* [Problem to solve]:
Count lines with "Contour" below; give only the number.

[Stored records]
#####

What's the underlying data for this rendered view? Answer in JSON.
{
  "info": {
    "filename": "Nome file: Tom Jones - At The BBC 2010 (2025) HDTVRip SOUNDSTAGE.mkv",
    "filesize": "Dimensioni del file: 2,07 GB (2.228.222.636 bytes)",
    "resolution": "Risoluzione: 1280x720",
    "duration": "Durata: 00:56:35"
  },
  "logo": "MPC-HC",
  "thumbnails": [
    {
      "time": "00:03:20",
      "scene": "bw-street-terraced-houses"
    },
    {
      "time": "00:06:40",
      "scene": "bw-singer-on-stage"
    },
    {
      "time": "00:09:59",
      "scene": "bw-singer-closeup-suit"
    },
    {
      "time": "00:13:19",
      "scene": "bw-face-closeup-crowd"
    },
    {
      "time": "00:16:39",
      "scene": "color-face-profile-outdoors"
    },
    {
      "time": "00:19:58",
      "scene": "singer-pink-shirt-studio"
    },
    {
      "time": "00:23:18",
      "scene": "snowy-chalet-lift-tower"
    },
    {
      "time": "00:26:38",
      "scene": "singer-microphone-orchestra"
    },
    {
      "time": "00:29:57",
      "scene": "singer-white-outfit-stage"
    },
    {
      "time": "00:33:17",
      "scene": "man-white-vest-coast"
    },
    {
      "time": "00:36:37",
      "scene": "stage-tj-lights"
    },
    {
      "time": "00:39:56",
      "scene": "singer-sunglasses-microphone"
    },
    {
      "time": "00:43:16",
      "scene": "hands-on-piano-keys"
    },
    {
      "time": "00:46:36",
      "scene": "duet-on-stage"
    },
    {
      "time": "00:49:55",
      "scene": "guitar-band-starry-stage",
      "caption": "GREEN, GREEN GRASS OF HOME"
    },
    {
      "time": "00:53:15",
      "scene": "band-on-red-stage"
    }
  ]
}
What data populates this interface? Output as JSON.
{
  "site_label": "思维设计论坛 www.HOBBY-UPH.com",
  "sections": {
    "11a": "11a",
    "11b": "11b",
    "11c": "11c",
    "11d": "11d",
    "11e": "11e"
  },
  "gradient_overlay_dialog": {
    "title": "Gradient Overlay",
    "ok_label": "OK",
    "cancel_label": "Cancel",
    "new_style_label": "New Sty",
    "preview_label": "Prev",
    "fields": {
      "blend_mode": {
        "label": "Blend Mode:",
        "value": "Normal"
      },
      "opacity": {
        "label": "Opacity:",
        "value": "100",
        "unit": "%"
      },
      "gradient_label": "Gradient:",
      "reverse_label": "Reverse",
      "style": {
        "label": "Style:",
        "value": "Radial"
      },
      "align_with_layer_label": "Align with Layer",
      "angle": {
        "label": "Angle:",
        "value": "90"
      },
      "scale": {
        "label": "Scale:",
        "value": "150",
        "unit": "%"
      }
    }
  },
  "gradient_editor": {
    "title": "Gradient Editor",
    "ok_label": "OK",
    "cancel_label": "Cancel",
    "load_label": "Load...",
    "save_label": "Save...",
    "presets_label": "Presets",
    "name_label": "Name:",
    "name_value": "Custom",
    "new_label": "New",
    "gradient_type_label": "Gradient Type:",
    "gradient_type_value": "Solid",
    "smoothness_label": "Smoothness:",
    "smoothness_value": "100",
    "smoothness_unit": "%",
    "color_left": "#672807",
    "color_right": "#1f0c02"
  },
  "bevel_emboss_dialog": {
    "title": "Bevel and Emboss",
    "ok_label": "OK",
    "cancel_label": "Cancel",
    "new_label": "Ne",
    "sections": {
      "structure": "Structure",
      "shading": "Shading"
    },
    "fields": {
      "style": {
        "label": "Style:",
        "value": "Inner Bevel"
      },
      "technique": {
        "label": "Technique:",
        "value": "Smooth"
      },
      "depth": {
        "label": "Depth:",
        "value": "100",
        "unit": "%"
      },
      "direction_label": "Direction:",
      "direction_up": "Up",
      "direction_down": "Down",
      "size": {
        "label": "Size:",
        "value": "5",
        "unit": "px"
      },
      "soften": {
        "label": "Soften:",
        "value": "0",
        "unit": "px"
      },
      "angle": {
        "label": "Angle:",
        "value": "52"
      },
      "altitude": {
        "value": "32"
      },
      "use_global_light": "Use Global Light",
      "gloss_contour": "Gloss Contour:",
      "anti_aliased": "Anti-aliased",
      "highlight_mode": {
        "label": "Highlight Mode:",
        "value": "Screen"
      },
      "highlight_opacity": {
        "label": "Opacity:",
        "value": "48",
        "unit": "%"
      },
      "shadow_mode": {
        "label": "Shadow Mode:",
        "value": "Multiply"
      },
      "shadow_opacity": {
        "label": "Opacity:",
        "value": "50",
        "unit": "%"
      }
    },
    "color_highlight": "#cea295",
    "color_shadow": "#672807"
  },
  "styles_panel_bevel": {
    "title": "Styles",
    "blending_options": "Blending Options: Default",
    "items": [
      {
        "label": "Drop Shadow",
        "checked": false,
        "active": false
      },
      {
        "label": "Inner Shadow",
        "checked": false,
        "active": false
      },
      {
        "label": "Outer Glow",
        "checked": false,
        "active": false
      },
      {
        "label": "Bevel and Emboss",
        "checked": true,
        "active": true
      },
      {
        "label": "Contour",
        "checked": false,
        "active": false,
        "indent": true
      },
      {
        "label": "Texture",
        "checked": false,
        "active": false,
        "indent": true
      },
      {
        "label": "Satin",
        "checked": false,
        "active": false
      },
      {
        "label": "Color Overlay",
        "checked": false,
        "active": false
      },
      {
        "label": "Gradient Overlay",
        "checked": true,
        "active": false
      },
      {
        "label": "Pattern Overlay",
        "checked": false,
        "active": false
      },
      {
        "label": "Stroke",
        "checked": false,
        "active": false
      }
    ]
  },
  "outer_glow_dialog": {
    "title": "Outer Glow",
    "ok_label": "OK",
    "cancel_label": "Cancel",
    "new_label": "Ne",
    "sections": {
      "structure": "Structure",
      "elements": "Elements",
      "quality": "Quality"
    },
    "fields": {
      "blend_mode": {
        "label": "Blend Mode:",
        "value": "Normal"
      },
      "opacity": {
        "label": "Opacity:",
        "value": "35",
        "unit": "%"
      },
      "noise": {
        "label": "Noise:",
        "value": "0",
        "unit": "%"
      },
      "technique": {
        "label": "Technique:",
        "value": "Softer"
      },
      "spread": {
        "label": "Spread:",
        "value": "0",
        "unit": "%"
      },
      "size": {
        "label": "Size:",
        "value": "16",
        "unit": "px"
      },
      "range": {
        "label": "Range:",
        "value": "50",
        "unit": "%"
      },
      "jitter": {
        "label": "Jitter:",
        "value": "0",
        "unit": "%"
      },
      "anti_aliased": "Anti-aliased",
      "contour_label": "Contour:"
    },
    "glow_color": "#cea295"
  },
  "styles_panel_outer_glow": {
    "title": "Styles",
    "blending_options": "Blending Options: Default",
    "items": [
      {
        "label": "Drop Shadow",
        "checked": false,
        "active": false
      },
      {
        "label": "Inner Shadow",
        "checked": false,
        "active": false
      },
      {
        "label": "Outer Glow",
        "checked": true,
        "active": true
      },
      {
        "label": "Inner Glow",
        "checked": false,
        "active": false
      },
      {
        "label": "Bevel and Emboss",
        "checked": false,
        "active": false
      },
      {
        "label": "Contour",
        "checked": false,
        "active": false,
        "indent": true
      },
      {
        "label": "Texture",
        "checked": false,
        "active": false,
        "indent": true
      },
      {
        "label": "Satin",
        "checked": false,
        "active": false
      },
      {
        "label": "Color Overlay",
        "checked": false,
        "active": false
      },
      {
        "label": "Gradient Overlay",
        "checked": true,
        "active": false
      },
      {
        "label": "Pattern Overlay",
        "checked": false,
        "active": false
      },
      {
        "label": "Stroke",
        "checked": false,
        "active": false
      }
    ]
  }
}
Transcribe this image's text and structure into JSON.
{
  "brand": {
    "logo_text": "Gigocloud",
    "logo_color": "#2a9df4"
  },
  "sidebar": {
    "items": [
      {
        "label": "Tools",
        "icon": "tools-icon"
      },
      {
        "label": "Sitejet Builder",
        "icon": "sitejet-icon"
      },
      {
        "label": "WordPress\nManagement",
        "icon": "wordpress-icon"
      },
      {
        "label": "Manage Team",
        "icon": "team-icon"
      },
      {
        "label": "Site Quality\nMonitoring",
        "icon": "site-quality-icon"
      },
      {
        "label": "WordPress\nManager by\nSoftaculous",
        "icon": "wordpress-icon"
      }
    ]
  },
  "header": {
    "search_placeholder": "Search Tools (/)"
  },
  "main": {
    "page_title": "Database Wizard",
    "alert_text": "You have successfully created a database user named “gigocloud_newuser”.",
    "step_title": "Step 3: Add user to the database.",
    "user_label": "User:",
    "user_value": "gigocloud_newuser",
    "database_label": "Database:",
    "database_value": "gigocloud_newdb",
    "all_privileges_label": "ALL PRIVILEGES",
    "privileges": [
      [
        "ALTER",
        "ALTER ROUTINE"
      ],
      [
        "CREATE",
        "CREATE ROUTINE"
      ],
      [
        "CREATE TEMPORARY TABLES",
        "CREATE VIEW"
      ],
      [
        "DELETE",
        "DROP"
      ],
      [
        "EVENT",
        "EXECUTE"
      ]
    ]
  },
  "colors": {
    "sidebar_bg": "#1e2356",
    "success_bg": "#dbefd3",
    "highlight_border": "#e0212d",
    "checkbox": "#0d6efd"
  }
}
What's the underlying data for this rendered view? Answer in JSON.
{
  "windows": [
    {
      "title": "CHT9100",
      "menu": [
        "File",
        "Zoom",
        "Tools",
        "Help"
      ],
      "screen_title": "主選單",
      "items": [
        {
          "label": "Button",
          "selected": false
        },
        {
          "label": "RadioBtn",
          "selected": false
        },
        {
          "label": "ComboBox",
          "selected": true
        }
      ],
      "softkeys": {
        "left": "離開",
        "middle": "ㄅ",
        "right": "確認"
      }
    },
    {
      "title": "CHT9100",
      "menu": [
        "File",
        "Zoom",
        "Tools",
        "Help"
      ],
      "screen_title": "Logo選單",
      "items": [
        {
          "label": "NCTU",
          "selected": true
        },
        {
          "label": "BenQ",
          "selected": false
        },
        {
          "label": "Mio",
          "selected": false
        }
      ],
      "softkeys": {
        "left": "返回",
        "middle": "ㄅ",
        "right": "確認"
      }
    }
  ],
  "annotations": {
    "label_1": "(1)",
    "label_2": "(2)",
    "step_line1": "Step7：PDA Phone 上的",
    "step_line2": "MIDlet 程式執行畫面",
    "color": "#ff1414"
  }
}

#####

* [Solution to this problem]:
4